-- Task brief --
Having read the entries, repeat all of them exactly.

-- Given entries --
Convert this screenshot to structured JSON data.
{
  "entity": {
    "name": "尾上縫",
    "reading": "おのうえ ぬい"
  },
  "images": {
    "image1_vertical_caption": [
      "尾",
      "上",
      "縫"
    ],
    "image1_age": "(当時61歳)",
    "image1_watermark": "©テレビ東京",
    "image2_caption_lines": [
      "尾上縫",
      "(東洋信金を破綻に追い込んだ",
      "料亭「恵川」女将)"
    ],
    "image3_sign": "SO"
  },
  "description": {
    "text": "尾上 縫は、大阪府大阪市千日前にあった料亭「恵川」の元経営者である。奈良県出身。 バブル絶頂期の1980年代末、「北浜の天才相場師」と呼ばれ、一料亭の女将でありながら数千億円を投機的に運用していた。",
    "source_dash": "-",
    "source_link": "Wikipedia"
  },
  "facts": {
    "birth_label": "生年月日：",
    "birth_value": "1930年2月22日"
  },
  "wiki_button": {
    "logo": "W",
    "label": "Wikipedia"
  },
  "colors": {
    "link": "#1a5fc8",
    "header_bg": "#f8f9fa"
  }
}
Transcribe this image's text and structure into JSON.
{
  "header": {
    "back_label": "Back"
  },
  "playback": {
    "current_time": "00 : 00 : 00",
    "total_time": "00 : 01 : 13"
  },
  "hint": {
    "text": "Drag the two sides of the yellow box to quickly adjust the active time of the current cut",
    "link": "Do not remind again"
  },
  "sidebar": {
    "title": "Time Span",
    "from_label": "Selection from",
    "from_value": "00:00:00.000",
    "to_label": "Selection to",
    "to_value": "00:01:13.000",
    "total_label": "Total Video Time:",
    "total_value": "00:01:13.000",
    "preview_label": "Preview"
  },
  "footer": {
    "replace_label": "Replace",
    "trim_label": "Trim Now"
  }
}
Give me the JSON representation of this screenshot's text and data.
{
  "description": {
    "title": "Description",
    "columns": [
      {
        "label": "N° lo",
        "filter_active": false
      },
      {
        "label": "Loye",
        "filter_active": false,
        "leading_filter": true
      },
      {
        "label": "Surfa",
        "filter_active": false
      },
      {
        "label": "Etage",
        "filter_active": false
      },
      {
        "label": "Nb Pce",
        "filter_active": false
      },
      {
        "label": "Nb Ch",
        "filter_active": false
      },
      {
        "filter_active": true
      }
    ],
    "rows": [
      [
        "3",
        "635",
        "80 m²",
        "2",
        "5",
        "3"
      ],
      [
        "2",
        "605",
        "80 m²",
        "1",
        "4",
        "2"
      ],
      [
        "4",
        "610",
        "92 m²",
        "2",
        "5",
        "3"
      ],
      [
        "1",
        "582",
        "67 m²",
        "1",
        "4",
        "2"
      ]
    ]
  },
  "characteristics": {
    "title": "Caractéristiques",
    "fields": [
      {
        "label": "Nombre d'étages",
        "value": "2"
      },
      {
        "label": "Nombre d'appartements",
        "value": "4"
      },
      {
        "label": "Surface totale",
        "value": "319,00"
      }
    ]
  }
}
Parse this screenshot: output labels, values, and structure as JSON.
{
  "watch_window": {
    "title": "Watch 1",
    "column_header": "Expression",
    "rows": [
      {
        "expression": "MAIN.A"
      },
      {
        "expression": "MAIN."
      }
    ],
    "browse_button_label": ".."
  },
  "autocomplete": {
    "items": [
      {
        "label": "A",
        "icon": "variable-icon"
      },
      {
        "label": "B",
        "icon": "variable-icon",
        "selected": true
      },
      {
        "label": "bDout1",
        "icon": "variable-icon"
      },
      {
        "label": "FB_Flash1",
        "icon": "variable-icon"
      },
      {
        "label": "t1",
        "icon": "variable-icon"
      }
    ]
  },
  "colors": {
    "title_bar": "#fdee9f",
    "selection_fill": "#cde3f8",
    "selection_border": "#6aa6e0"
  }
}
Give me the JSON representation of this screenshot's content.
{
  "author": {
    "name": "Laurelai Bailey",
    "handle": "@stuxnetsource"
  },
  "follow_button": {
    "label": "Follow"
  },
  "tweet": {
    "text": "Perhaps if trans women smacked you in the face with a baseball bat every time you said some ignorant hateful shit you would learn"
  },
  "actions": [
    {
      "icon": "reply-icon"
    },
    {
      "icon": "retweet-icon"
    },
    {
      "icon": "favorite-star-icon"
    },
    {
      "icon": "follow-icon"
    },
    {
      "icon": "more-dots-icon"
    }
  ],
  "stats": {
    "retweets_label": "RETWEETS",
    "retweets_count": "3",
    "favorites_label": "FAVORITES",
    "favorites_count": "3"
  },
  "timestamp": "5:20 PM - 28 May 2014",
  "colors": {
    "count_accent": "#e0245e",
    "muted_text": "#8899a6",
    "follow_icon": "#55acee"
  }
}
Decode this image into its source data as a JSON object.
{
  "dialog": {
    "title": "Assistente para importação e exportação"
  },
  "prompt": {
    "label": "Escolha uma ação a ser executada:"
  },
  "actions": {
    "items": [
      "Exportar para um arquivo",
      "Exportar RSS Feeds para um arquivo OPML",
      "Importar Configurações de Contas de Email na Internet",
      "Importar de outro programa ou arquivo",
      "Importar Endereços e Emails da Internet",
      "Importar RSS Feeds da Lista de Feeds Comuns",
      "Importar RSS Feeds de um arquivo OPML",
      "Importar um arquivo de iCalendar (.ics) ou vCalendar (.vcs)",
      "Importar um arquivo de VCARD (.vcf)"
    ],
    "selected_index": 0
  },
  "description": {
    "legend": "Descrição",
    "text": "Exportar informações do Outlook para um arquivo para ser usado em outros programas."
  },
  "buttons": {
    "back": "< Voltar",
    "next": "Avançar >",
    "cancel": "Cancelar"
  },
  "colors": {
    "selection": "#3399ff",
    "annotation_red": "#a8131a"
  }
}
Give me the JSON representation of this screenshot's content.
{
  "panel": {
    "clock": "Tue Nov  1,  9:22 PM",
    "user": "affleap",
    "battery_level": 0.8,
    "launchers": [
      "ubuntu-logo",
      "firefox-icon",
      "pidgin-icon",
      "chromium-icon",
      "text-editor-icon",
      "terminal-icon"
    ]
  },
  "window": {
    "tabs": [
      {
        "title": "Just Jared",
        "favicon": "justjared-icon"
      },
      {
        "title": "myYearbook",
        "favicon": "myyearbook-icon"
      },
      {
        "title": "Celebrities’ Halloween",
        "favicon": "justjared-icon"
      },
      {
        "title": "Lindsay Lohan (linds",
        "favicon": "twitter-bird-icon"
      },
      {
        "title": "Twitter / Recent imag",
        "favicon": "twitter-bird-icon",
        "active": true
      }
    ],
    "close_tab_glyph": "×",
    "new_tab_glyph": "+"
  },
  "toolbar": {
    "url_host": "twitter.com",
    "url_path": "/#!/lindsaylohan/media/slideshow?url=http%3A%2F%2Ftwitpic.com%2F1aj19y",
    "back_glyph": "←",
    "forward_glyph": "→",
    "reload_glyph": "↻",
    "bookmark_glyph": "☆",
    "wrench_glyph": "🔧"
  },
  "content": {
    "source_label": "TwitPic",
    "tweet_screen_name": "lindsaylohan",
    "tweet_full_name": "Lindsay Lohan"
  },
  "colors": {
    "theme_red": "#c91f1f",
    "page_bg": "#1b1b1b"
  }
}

-- Reply --
Convert this screenshot to structured JSON data.
{
  "entity": {
    "name": "尾上縫",
    "reading": "おのうえ ぬい"
  },
  "images": {
    "image1_vertical_caption": [
      "尾",
      "上",
      "縫"
    ],
    "image1_age": "(当時61歳)",
    "image1_watermark": "©テレビ東京",
    "image2_caption_lines": [
      "尾上縫",
      "(東洋信金を破綻に追い込んだ",
      "料亭「恵川」女将)"
    ],
    "image3_sign": "SO"
  },
  "description": {
    "text": "尾上 縫は、大阪府大阪市千日前にあった料亭「恵川」の元経営者である。奈良県出身。 バブル絶頂期の1980年代末、「北浜の天才相場師」と呼ばれ、一料亭の女将でありながら数千億円を投機的に運用していた。",
    "source_dash": "-",
    "source_link": "Wikipedia"
  },
  "facts": {
    "birth_label": "生年月日：",
    "birth_value": "1930年2月22日"
  },
  "wiki_button": {
    "logo": "W",
    "label": "Wikipedia"
  },
  "colors": {
    "link": "#1a5fc8",
    "header_bg": "#f8f9fa"
  }
}
Transcribe this image's text and structure into JSON.
{
  "header": {
    "back_label": "Back"
  },
  "playback": {
    "current_time": "00 : 00 : 00",
    "total_time": "00 : 01 : 13"
  },
  "hint": {
    "text": "Drag the two sides of the yellow box to quickly adjust the active time of the current cut",
    "link": "Do not remind again"
  },
  "sidebar": {
    "title": "Time Span",
    "from_label": "Selection from",
    "from_value": "00:00:00.000",
    "to_label": "Selection to",
    "to_value": "00:01:13.000",
    "total_label": "Total Video Time:",
    "total_value": "00:01:13.000",
    "preview_label": "Preview"
  },
  "footer": {
    "replace_label": "Replace",
    "trim_label": "Trim Now"
  }
}
Give me the JSON representation of this screenshot's text and data.
{
  "description": {
    "title": "Description",
    "columns": [
      {
        "label": "N° lo",
        "filter_active": false
      },
      {
        "label": "Loye",
        "filter_active": false,
        "leading_filter": true
      },
      {
        "label": "Surfa",
        "filter_active": false
      },
      {
        "label": "Etage",
        "filter_active": false
      },
      {
        "label": "Nb Pce",
        "filter_active": false
      },
      {
        "label": "Nb Ch",
        "filter_active": false
      },
      {
        "filter_active": true
      }
    ],
    "rows": [
      [
        "3",
        "635",
        "80 m²",
        "2",
        "5",
        "3"
      ],
      [
        "2",
        "605",
        "80 m²",
        "1",
        "4",
        "2"
      ],
      [
        "4",
        "610",
        "92 m²",
        "2",
        "5",
        "3"
      ],
      [
        "1",
        "582",
        "67 m²",
        "1",
        "4",
        "2"
      ]
    ]
  },
  "characteristics": {
    "title": "Caractéristiques",
    "fields": [
      {
        "label": "Nombre d'étages",
        "value": "2"
      },
      {
        "label": "Nombre d'appartements",
        "value": "4"
      },
      {
        "label": "Surface totale",
        "value": "319,00"
      }
    ]
  }
}
Parse this screenshot: output labels, values, and structure as JSON.
{
  "watch_window": {
    "title": "Watch 1",
    "column_header": "Expression",
    "rows": [
      {
        "expression": "MAIN.A"
      },
      {
        "expression": "MAIN."
      }
    ],
    "browse_button_label": ".."
  },
  "autocomplete": {
    "items": [
      {
        "label": "A",
        "icon": "variable-icon"
      },
      {
        "label": "B",
        "icon": "variable-icon",
        "selected": true
      },
      {
        "label": "bDout1",
        "icon": "variable-icon"
      },
      {
        "label": "FB_Flash1",
        "icon": "variable-icon"
      },
      {
        "label": "t1",
        "icon": "variable-icon"
      }
    ]
  },
  "colors": {
    "title_bar": "#fdee9f",
    "selection_fill": "#cde3f8",
    "selection_border": "#6aa6e0"
  }
}
Give me the JSON representation of this screenshot's content.
{
  "author": {
    "name": "Laurelai Bailey",
    "handle": "@stuxnetsource"
  },
  "follow_button": {
    "label": "Follow"
  },
  "tweet": {
    "text": "Perhaps if trans women smacked you in the face with a baseball bat every time you said some ignorant hateful shit you would learn"
  },
  "actions": [
    {
      "icon": "reply-icon"
    },
    {
      "icon": "retweet-icon"
    },
    {
      "icon": "favorite-star-icon"
    },
    {
      "icon": "follow-icon"
    },
    {
      "icon": "more-dots-icon"
    }
  ],
  "stats": {
    "retweets_label": "RETWEETS",
    "retweets_count": "3",
    "favorites_label": "FAVORITES",
    "favorites_count": "3"
  },
  "timestamp": "5:20 PM - 28 May 2014",
  "colors": {
    "count_accent": "#e0245e",
    "muted_text": "#8899a6",
    "follow_icon": "#55acee"
  }
}
Decode this image into its source data as a JSON object.
{
  "dialog": {
    "title": "Assistente para importação e exportação"
  },
  "prompt": {
    "label": "Escolha uma ação a ser executada:"
  },
  "actions": {
    "items": [
      "Exportar para um arquivo",
      "Exportar RSS Feeds para um arquivo OPML",
      "Importar Configurações de Contas de Email na Internet",
      "Importar de outro programa ou arquivo",
      "Importar Endereços e Emails da Internet",
      "Importar RSS Feeds da Lista de Feeds Comuns",
      "Importar RSS Feeds de um arquivo OPML",
      "Importar um arquivo de iCalendar (.ics) ou vCalendar (.vcs)",
      "Importar um arquivo de VCARD (.vcf)"
    ],
    "selected_index": 0
  },
  "description": {
    "legend": "Descrição",
    "text": "Exportar informações do Outlook para um arquivo para ser usado em outros programas."
  },
  "buttons": {
    "back": "< Voltar",
    "next": "Avançar >",
    "cancel": "Cancelar"
  },
  "colors": {
    "selection": "#3399ff",
    "annotation_red": "#a8131a"
  }
}
Give me the JSON representation of this screenshot's content.
{
  "panel": {
    "clock": "Tue Nov  1,  9:22 PM",
    "user": "affleap",
    "battery_level": 0.8,
    "launchers": [
      "ubuntu-logo",
      "firefox-icon",
      "pidgin-icon",
      "chromium-icon",
      "text-editor-icon",
      "terminal-icon"
    ]
  },
  "window": {
    "tabs": [
      {
        "title": "Just Jared",
        "favicon": "justjared-icon"
      },
      {
        "title": "myYearbook",
        "favicon": "myyearbook-icon"
      },
      {
        "title": "Celebrities’ Halloween",
        "favicon": "justjared-icon"
      },
      {
        "title": "Lindsay Lohan (linds",
        "favicon": "twitter-bird-icon"
      },
      {
        "title": "Twitter / Recent imag",
        "favicon": "twitter-bird-icon",
        "active": true
      }
    ],
    "close_tab_glyph": "×",
    "new_tab_glyph": "+"
  },
  "toolbar": {
    "url_host": "twitter.com",
    "url_path": "/#!/lindsaylohan/media/slideshow?url=http%3A%2F%2Ftwitpic.com%2F1aj19y",
    "back_glyph": "←",
    "forward_glyph": "→",
    "reload_glyph": "↻",
    "bookmark_glyph": "☆",
    "wrench_glyph": "🔧"
  },
  "content": {
    "source_label": "TwitPic",
    "tweet_screen_name": "lindsaylohan",
    "tweet_full_name": "Lindsay Lohan"
  },
  "colors": {
    "theme_red": "#c91f1f",
    "page_bg": "#1b1b1b"
  }
}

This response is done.